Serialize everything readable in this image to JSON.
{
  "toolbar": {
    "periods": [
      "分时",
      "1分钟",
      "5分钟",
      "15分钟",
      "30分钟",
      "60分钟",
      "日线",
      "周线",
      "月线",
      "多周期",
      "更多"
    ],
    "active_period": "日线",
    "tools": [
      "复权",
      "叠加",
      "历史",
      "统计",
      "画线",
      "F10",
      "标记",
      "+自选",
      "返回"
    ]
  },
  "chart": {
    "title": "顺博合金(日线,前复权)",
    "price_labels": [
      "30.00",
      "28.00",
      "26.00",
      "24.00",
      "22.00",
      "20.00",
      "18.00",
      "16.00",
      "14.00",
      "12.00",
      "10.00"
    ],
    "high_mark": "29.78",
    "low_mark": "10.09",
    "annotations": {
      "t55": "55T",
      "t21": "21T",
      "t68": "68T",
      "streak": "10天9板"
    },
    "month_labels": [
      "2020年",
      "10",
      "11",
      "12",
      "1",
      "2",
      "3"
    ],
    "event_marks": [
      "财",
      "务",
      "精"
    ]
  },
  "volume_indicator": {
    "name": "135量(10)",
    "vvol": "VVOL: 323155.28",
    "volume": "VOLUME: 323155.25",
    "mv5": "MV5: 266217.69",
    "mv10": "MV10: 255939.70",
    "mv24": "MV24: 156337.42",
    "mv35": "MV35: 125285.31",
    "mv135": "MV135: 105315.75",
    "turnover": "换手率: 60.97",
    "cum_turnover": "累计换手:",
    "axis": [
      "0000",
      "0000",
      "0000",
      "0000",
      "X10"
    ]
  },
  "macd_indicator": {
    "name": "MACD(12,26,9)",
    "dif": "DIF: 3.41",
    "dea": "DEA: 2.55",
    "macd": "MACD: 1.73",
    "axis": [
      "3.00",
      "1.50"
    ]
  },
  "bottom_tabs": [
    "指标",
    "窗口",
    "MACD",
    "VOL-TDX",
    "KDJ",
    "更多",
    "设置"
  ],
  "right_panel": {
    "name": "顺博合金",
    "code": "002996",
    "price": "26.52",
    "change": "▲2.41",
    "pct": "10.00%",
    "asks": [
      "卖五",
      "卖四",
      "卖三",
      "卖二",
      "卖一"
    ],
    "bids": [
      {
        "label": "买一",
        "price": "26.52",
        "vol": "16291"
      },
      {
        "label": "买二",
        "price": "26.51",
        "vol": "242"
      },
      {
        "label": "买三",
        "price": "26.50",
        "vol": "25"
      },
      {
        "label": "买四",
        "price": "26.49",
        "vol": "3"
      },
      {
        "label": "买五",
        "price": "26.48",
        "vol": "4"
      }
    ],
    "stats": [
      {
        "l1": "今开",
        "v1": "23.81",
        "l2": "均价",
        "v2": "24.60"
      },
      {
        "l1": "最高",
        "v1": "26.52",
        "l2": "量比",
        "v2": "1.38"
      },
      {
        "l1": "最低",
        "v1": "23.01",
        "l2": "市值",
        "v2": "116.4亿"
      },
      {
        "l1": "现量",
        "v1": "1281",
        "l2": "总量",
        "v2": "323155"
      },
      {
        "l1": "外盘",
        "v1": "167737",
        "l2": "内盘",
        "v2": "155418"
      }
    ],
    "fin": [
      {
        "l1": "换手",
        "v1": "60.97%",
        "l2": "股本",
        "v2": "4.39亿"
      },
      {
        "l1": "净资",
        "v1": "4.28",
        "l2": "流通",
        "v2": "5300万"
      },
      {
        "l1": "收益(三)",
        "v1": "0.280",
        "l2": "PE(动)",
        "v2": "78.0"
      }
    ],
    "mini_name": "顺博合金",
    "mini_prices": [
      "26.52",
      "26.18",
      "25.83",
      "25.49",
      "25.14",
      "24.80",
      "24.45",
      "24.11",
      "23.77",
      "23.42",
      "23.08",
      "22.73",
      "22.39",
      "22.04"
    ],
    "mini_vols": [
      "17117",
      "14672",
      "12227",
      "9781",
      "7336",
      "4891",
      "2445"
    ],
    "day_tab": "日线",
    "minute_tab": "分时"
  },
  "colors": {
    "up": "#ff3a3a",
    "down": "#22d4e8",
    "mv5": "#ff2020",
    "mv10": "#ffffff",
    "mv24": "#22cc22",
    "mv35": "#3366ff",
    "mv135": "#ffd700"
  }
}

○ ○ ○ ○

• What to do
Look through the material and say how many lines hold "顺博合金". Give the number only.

• Output of the exercise
3